◆ Instructions for the task: No image is to be carried over; reproduce the rest of the listing word for word.

◆ Data shown:

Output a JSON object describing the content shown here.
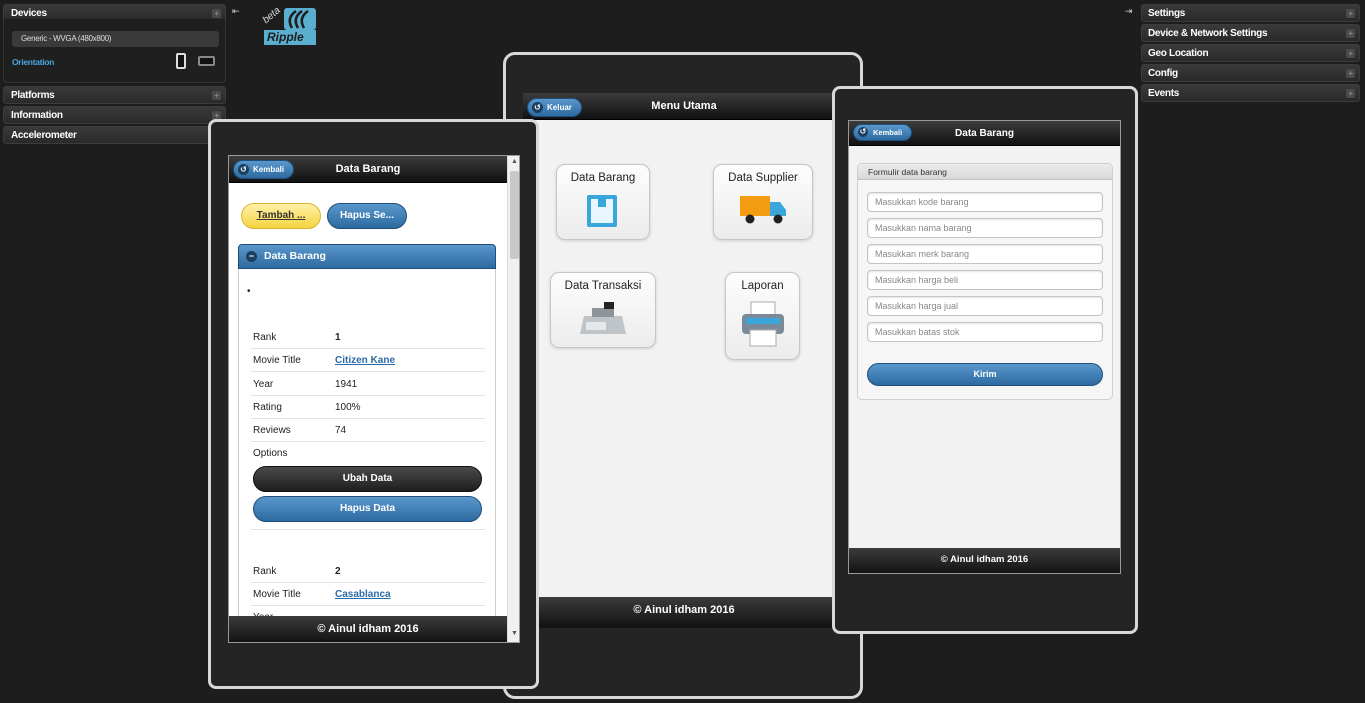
{
  "left_panel": {
    "devices": {
      "title": "Devices",
      "device_select": "Generic - WVGA (480x800)",
      "orientation_label": "Orientation"
    },
    "sections": [
      "Platforms",
      "Information",
      "Accelerometer"
    ]
  },
  "right_panel": {
    "sections": [
      "Settings",
      "Device & Network Settings",
      "Geo Location",
      "Config",
      "Events"
    ]
  },
  "logo": {
    "badge": "beta",
    "name": "Ripple"
  },
  "menu_screen": {
    "back_label": "Keluar",
    "title": "Menu Utama",
    "tiles": [
      "Data Barang",
      "Data Supplier",
      "Data Transaksi",
      "Laporan"
    ],
    "footer": "© Ainul idham 2016"
  },
  "list_screen": {
    "back_label": "Kembali",
    "title": "Data Barang",
    "add_button": "Tambah ...",
    "delete_selected_button": "Hapus Se...",
    "collapsible_title": "Data Barang",
    "bullet": "•",
    "record1": {
      "rank_label": "Rank",
      "rank": "1",
      "title_label": "Movie Title",
      "title": "Citizen Kane",
      "year_label": "Year",
      "year": "1941",
      "rating_label": "Rating",
      "rating": "100%",
      "reviews_label": "Reviews",
      "reviews": "74",
      "options_label": "Options"
    },
    "edit_button": "Ubah Data",
    "delete_button": "Hapus Data",
    "record2": {
      "rank_label": "Rank",
      "rank": "2",
      "title_label": "Movie Title",
      "title": "Casablanca",
      "year_label": "Year"
    },
    "footer": "© Ainul idham 2016"
  },
  "form_screen": {
    "back_label": "Kembali",
    "title": "Data Barang",
    "form_title": "Formulir data barang",
    "placeholders": [
      "Masukkan kode barang",
      "Masukkan nama barang",
      "Masukkan merk barang",
      "Masukkan harga beli",
      "Masukkan harga jual",
      "Masukkan batas stok"
    ],
    "submit": "Kirim",
    "footer": "© Ainul idham 2016"
  },
  "colors": {
    "accent_blue": "#3a78b4",
    "link_blue": "#4aa4e0",
    "yellow_button": "#fbe57a",
    "dark_bg": "#1d1d1d"
  }
}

◆ Response to the exercise:
Output a JSON object describing the content shown here.
{
  "left_panel": {
    "devices": {
      "title": "Devices",
      "device_select": "Generic - WVGA (480x800)",
      "orientation_label": "Orientation"
    },
    "sections": [
      "Platforms",
      "Information",
      "Accelerometer"
    ]
  },
  "right_panel": {
    "sections": [
      "Settings",
      "Device & Network Settings",
      "Geo Location",
      "Config",
      "Events"
    ]
  },
  "logo": {
    "badge": "beta",
    "name": "Ripple"
  },
  "menu_screen": {
    "back_label": "Keluar",
    "title": "Menu Utama",
    "tiles": [
      "Data Barang",
      "Data Supplier",
      "Data Transaksi",
      "Laporan"
    ],
    "footer": "© Ainul idham 2016"
  },
  "list_screen": {
    "back_label": "Kembali",
    "title": "Data Barang",
    "add_button": "Tambah ...",
    "delete_selected_button": "Hapus Se...",
    "collapsible_title": "Data Barang",
    "bullet": "•",
    "record1": {
      "rank_label": "Rank",
      "rank": "1",
      "title_label": "Movie Title",
      "title": "Citizen Kane",
      "year_label": "Year",
      "year": "1941",
      "rating_label": "Rating",
      "rating": "100%",
      "reviews_label": "Reviews",
      "reviews": "74",
      "options_label": "Options"
    },
    "edit_button": "Ubah Data",
    "delete_button": "Hapus Data",
    "record2": {
      "rank_label": "Rank",
      "rank": "2",
      "title_label": "Movie Title",
      "title": "Casablanca",
      "year_label": "Year"
    },
    "footer": "© Ainul idham 2016"
  },
  "form_screen": {
    "back_label": "Kembali",
    "title": "Data Barang",
    "form_title": "Formulir data barang",
    "placeholders": [
      "Masukkan kode barang",
      "Masukkan nama barang",
      "Masukkan merk barang",
      "Masukkan harga beli",
      "Masukkan harga jual",
      "Masukkan batas stok"
    ],
    "submit": "Kirim",
    "footer": "© Ainul idham 2016"
  },
  "colors": {
    "accent_blue": "#3a78b4",
    "link_blue": "#4aa4e0",
    "yellow_button": "#fbe57a",
    "dark_bg": "#1d1d1d"
  }
}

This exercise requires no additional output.